The hardest part about emergency trauma care is managing the chaos that tends to invade every situation. Basic first aid is surprisingly simple, but the nature of it being an emergency rachets up the stress and quickly makes those simple things surprisingly difficult.
So, since the hard part of emergencies is really just about managing high levels of stress, how can we be more effective first responders?
Professionals are no different then you, they just have better methods of managing the stress. Let’s look at some of the ways to prevent being overwhelmed when everything and everyone around you seems to be falling apart.
How to Make a Quick Plan
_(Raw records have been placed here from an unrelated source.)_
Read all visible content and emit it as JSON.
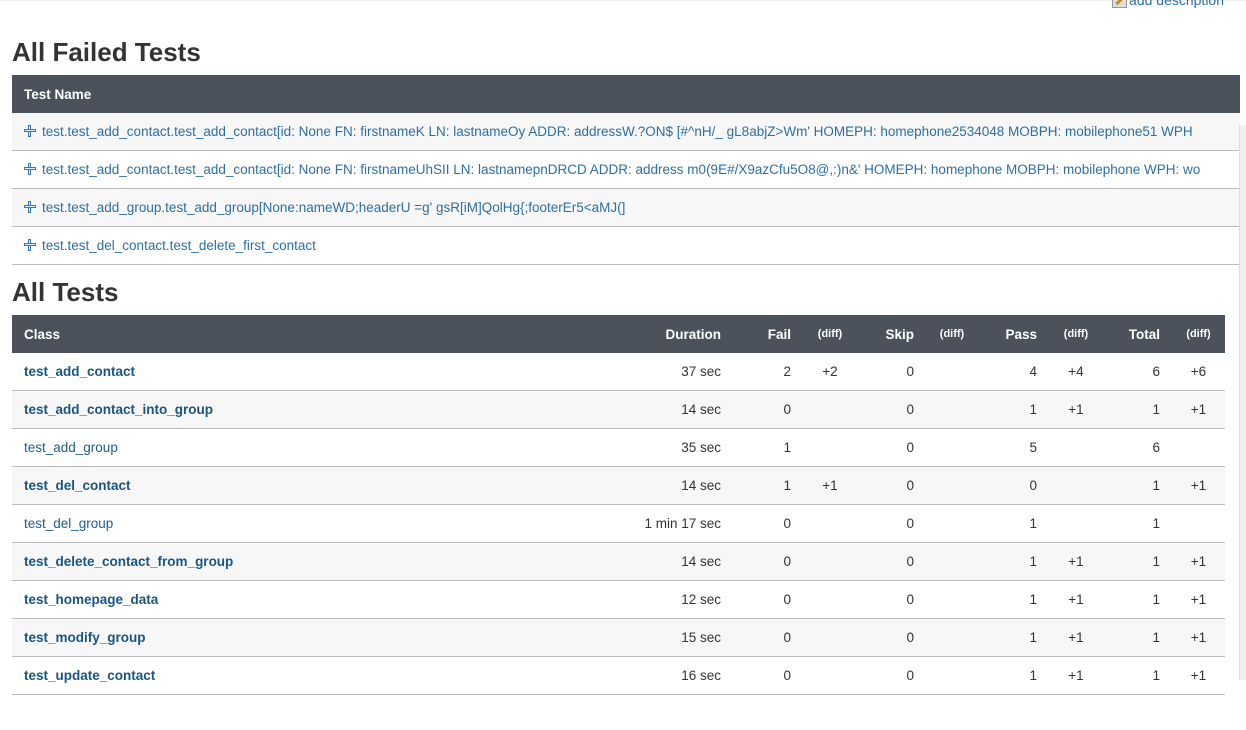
{
  "header": {
    "add_description": "add description"
  },
  "failed_section": {
    "title": "All Failed Tests",
    "column": "Test Name",
    "rows": [
      "test.test_add_contact.test_add_contact[id: None FN: firstnameK LN: lastnameOy ADDR: addressW.?ON$ [#^nH/_ gL8abjZ>Wm' HOMEPH: homephone2534048 MOBPH: mobilephone51 WPH",
      "test.test_add_contact.test_add_contact[id: None FN: firstnameUhSII LN: lastnamepnDRCD ADDR: address m0(9E#/X9azCfu5O8@,:)n&' HOMEPH: homephone MOBPH: mobilephone WPH: wo",
      "test.test_add_group.test_add_group[None:nameWD;headerU =g' gsR[iM]QolHg{;footerEr5<aMJ(]",
      "test.test_del_contact.test_delete_first_contact"
    ]
  },
  "all_section": {
    "title": "All Tests",
    "columns": {
      "class": "Class",
      "duration": "Duration",
      "fail": "Fail",
      "diff": "(diff)",
      "skip": "Skip",
      "pass": "Pass",
      "total": "Total"
    },
    "rows": [
      {
        "class": "test_add_contact",
        "bold": true,
        "duration": "37 sec",
        "fail": "2",
        "fail_diff": "+2",
        "skip": "0",
        "skip_diff": "",
        "pass": "4",
        "pass_diff": "+4",
        "total": "6",
        "total_diff": "+6"
      },
      {
        "class": "test_add_contact_into_group",
        "bold": true,
        "duration": "14 sec",
        "fail": "0",
        "fail_diff": "",
        "skip": "0",
        "skip_diff": "",
        "pass": "1",
        "pass_diff": "+1",
        "total": "1",
        "total_diff": "+1"
      },
      {
        "class": "test_add_group",
        "bold": false,
        "duration": "35 sec",
        "fail": "1",
        "fail_diff": "",
        "skip": "0",
        "skip_diff": "",
        "pass": "5",
        "pass_diff": "",
        "total": "6",
        "total_diff": ""
      },
      {
        "class": "test_del_contact",
        "bold": true,
        "duration": "14 sec",
        "fail": "1",
        "fail_diff": "+1",
        "skip": "0",
        "skip_diff": "",
        "pass": "0",
        "pass_diff": "",
        "total": "1",
        "total_diff": "+1"
      },
      {
        "class": "test_del_group",
        "bold": false,
        "duration": "1 min 17 sec",
        "fail": "0",
        "fail_diff": "",
        "skip": "0",
        "skip_diff": "",
        "pass": "1",
        "pass_diff": "",
        "total": "1",
        "total_diff": ""
      },
      {
        "class": "test_delete_contact_from_group",
        "bold": true,
        "duration": "14 sec",
        "fail": "0",
        "fail_diff": "",
        "skip": "0",
        "skip_diff": "",
        "pass": "1",
        "pass_diff": "+1",
        "total": "1",
        "total_diff": "+1"
      },
      {
        "class": "test_homepage_data",
        "bold": true,
        "duration": "12 sec",
        "fail": "0",
        "fail_diff": "",
        "skip": "0",
        "skip_diff": "",
        "pass": "1",
        "pass_diff": "+1",
        "total": "1",
        "total_diff": "+1"
      },
      {
        "class": "test_modify_group",
        "bold": true,
        "duration": "15 sec",
        "fail": "0",
        "fail_diff": "",
        "skip": "0",
        "skip_diff": "",
        "pass": "1",
        "pass_diff": "+1",
        "total": "1",
        "total_diff": "+1"
      },
      {
        "class": "test_update_contact",
        "bold": true,
        "duration": "16 sec",
        "fail": "0",
        "fail_diff": "",
        "skip": "0",
        "skip_diff": "",
        "pass": "1",
        "pass_diff": "+1",
        "total": "1",
        "total_diff": "+1"
      }
    ]
  }
}
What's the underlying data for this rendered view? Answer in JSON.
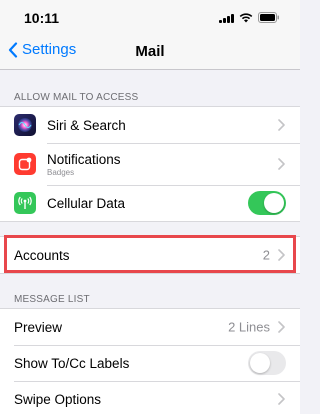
{
  "status_bar": {
    "time": "10:11"
  },
  "nav": {
    "back_label": "Settings",
    "title": "Mail"
  },
  "allow_section": {
    "header": "ALLOW MAIL TO ACCESS",
    "items": [
      {
        "label": "Siri & Search",
        "icon": "siri-icon"
      },
      {
        "label": "Notifications",
        "sublabel": "Badges",
        "icon": "notifications-icon"
      },
      {
        "label": "Cellular Data",
        "icon": "cellular-icon",
        "toggle": true
      }
    ]
  },
  "accounts": {
    "label": "Accounts",
    "value": "2"
  },
  "message_list": {
    "header": "MESSAGE LIST",
    "items": [
      {
        "label": "Preview",
        "value": "2 Lines"
      },
      {
        "label": "Show To/Cc Labels",
        "toggle": false
      },
      {
        "label": "Swipe Options"
      }
    ]
  },
  "colors": {
    "accent": "#007aff",
    "toggle_on": "#34c759",
    "highlight": "#e8474c",
    "notification": "#ff3b30"
  }
}
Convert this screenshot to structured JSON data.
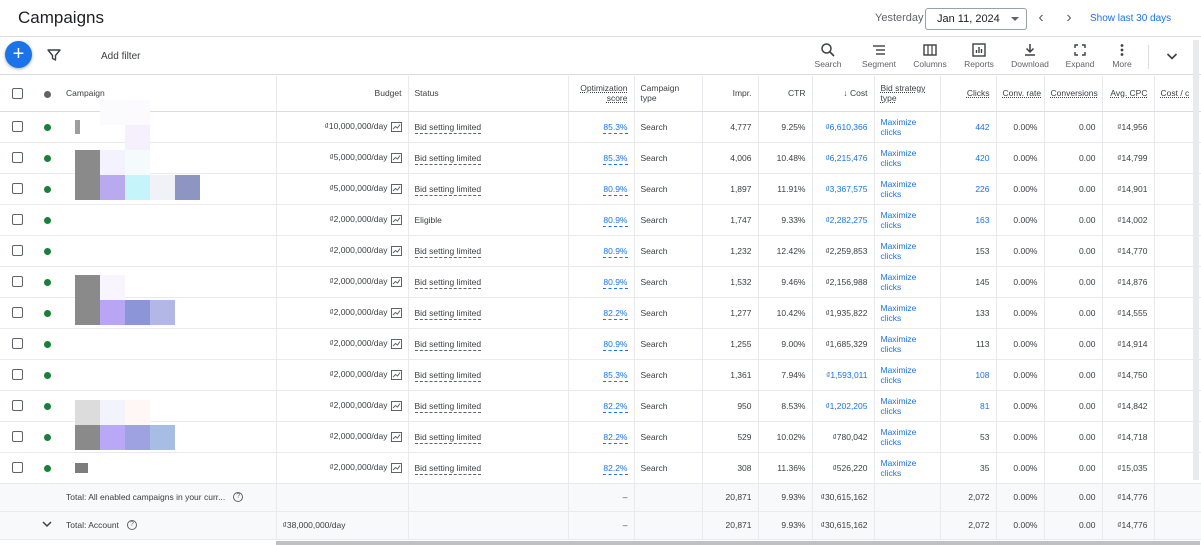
{
  "header": {
    "title": "Campaigns",
    "yesterday_label": "Yesterday",
    "date_value": "Jan 11, 2024",
    "show_last_label": "Show last 30 days"
  },
  "toolbar": {
    "add_filter": "Add filter",
    "tools": [
      {
        "label": "Search",
        "icon": "search-icon"
      },
      {
        "label": "Segment",
        "icon": "segment-icon"
      },
      {
        "label": "Columns",
        "icon": "columns-icon"
      },
      {
        "label": "Reports",
        "icon": "reports-icon"
      },
      {
        "label": "Download",
        "icon": "download-icon"
      },
      {
        "label": "Expand",
        "icon": "expand-icon"
      },
      {
        "label": "More",
        "icon": "more-icon"
      }
    ]
  },
  "table": {
    "columns": {
      "campaign": "Campaign",
      "budget": "Budget",
      "status": "Status",
      "opt_score_1": "Optimization",
      "opt_score_2": "score",
      "campaign_type_1": "Campaign",
      "campaign_type_2": "type",
      "impr": "Impr.",
      "ctr": "CTR",
      "cost": "Cost",
      "bid_strategy_1": "Bid strategy",
      "bid_strategy_2": "type",
      "clicks": "Clicks",
      "conv_rate": "Conv. rate",
      "conversions": "Conversions",
      "avg_cpc": "Avg. CPC",
      "cost_conv": "Cost / c"
    },
    "rows": [
      {
        "budget": "₫10,000,000/day",
        "status": "Bid setting limited",
        "opt": "85.3%",
        "type": "Search",
        "impr": "4,777",
        "ctr": "9.25%",
        "cost": "₫6,610,366",
        "cost_link": true,
        "bid1": "Maximize",
        "bid2": "clicks",
        "clicks": "442",
        "clicks_link": true,
        "conv_rate": "0.00%",
        "conv": "0.00",
        "cpc": "₫14,956"
      },
      {
        "budget": "₫5,000,000/day",
        "status": "Bid setting limited",
        "opt": "85.3%",
        "type": "Search",
        "impr": "4,006",
        "ctr": "10.48%",
        "cost": "₫6,215,476",
        "cost_link": true,
        "bid1": "Maximize",
        "bid2": "clicks",
        "clicks": "420",
        "clicks_link": true,
        "conv_rate": "0.00%",
        "conv": "0.00",
        "cpc": "₫14,799"
      },
      {
        "budget": "₫5,000,000/day",
        "status": "Bid setting limited",
        "opt": "80.9%",
        "type": "Search",
        "impr": "1,897",
        "ctr": "11.91%",
        "cost": "₫3,367,575",
        "cost_link": true,
        "bid1": "Maximize",
        "bid2": "clicks",
        "clicks": "226",
        "clicks_link": true,
        "conv_rate": "0.00%",
        "conv": "0.00",
        "cpc": "₫14,901"
      },
      {
        "budget": "₫2,000,000/day",
        "status": "Eligible",
        "opt": "80.9%",
        "type": "Search",
        "impr": "1,747",
        "ctr": "9.33%",
        "cost": "₫2,282,275",
        "cost_link": true,
        "bid1": "Maximize",
        "bid2": "clicks",
        "clicks": "163",
        "clicks_link": true,
        "conv_rate": "0.00%",
        "conv": "0.00",
        "cpc": "₫14,002"
      },
      {
        "budget": "₫2,000,000/day",
        "status": "Bid setting limited",
        "opt": "80.9%",
        "type": "Search",
        "impr": "1,232",
        "ctr": "12.42%",
        "cost": "₫2,259,853",
        "cost_link": false,
        "bid1": "Maximize",
        "bid2": "clicks",
        "clicks": "153",
        "clicks_link": false,
        "conv_rate": "0.00%",
        "conv": "0.00",
        "cpc": "₫14,770"
      },
      {
        "budget": "₫2,000,000/day",
        "status": "Bid setting limited",
        "opt": "80.9%",
        "type": "Search",
        "impr": "1,532",
        "ctr": "9.46%",
        "cost": "₫2,156,988",
        "cost_link": false,
        "bid1": "Maximize",
        "bid2": "clicks",
        "clicks": "145",
        "clicks_link": false,
        "conv_rate": "0.00%",
        "conv": "0.00",
        "cpc": "₫14,876"
      },
      {
        "budget": "₫2,000,000/day",
        "status": "Bid setting limited",
        "opt": "82.2%",
        "type": "Search",
        "impr": "1,277",
        "ctr": "10.42%",
        "cost": "₫1,935,822",
        "cost_link": false,
        "bid1": "Maximize",
        "bid2": "clicks",
        "clicks": "133",
        "clicks_link": false,
        "conv_rate": "0.00%",
        "conv": "0.00",
        "cpc": "₫14,555"
      },
      {
        "budget": "₫2,000,000/day",
        "status": "Bid setting limited",
        "opt": "80.9%",
        "type": "Search",
        "impr": "1,255",
        "ctr": "9.00%",
        "cost": "₫1,685,329",
        "cost_link": false,
        "bid1": "Maximize",
        "bid2": "clicks",
        "clicks": "113",
        "clicks_link": false,
        "conv_rate": "0.00%",
        "conv": "0.00",
        "cpc": "₫14,914"
      },
      {
        "budget": "₫2,000,000/day",
        "status": "Bid setting limited",
        "opt": "85.3%",
        "type": "Search",
        "impr": "1,361",
        "ctr": "7.94%",
        "cost": "₫1,593,011",
        "cost_link": true,
        "bid1": "Maximize",
        "bid2": "clicks",
        "clicks": "108",
        "clicks_link": true,
        "conv_rate": "0.00%",
        "conv": "0.00",
        "cpc": "₫14,750"
      },
      {
        "budget": "₫2,000,000/day",
        "status": "Bid setting limited",
        "opt": "82.2%",
        "type": "Search",
        "impr": "950",
        "ctr": "8.53%",
        "cost": "₫1,202,205",
        "cost_link": true,
        "bid1": "Maximize",
        "bid2": "clicks",
        "clicks": "81",
        "clicks_link": true,
        "conv_rate": "0.00%",
        "conv": "0.00",
        "cpc": "₫14,842"
      },
      {
        "budget": "₫2,000,000/day",
        "status": "Bid setting limited",
        "opt": "82.2%",
        "type": "Search",
        "impr": "529",
        "ctr": "10.02%",
        "cost": "₫780,042",
        "cost_link": false,
        "bid1": "Maximize",
        "bid2": "clicks",
        "clicks": "53",
        "clicks_link": false,
        "conv_rate": "0.00%",
        "conv": "0.00",
        "cpc": "₫14,718"
      },
      {
        "budget": "₫2,000,000/day",
        "status": "Bid setting limited",
        "opt": "82.2%",
        "type": "Search",
        "impr": "308",
        "ctr": "11.36%",
        "cost": "₫526,220",
        "cost_link": false,
        "bid1": "Maximize",
        "bid2": "clicks",
        "clicks": "35",
        "clicks_link": false,
        "conv_rate": "0.00%",
        "conv": "0.00",
        "cpc": "₫15,035"
      }
    ],
    "totals": [
      {
        "label": "Total: All enabled campaigns in your curr...",
        "budget": "",
        "opt": "–",
        "impr": "20,871",
        "ctr": "9.93%",
        "cost": "₫30,615,162",
        "clicks": "2,072",
        "conv_rate": "0.00%",
        "conv": "0.00",
        "cpc": "₫14,776"
      },
      {
        "label": "Total: Account",
        "budget": "₫38,000,000/day",
        "opt": "–",
        "impr": "20,871",
        "ctr": "9.93%",
        "cost": "₫30,615,162",
        "clicks": "2,072",
        "conv_rate": "0.00%",
        "conv": "0.00",
        "cpc": "₫14,776"
      }
    ]
  },
  "colors": {
    "accent": "#1a73e8",
    "enabled_dot": "#188038",
    "text": "#3c4043"
  }
}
Many times, first responders have been notified of a medical emergency and they begin moving to the location of the casualty. You could be miles away in a police car, or you could be running from only a short distance.
However far away you are, use the time it takes you to get to the casualty to begin forming a plan in your mind. To do this well, information is key. The more information you can get, the better prepared you will be mentally.
One of the most important pieces of the puzzle is the “Mechanism of Injury” (how were they hurt).
This is very important and always considered in EMS. How the casualty was injured indicates potential wounds and problems that must be accounted for. This helps to free you up because it can remove a lot of options from the table and narrow down on the right course of action.
Here's what I mean:
You are notified that a coworker was cut by some glass after they slipped and fell, and now is bleeding heavily from a large cut to the inside of their bicep, and a small bleed on the forehead. You grab your trauma kit and begin running to Warehouse B17 about 200 yards hundred yards away. On the way you start planning.
This is what you know:
- There is no active threat. No potential violence, no environmental threats, etc. The scene is probably safe but still be heads up. Take a careful look around you on approach.
- The report of heavy bleeding makes that your primary concern because you are trained and know uncontrolled bleeding is the most urgent. You think about where your CAT tourniquet is located in your medical kit and briefly rehearse the arm application in your mind. You make a mental note to closely observe the casualty for signs of shock and to treat for hypothermia because of blood loss.
- You also know getting EMS to the scene is extremely important. You calmly shout to a bystander as you run by and instruct them to call 911, flag down the ambulance when it arrives, and escort the medics to Warehouse B17.
- The casualty fell. This is not the primary concern at this stage in the planning, bleeding is, of course. But after you’ve swiftly stopped it, you remind yourself to consider spinal injuries. The report of a head wound supports this. A fall could also mean fractures elsewhere on the body. You keep the potential for broken bones in the back of your mind.
Of course, not everything will go according to plan. But since you have a good baseline idea of what you might do, small adjustments here and there will be quicker and easier and the day is saved thanks to your cool head and making a quick plan on the fly.
Knowing what to do is the most important part of preparation. Without the skills you won’t have the tools you need to make a workable plan. If you have the equipment, but don’t know how to use it correctly, there’s a good chance you won’t help. Yes, good gear is valuable, but skills are what saves the day. Our online course, Emergency Trauma Response, is now completely free.
Come back next week for the part 2 of How To handle an Emergency Like a Pro for a few more tips.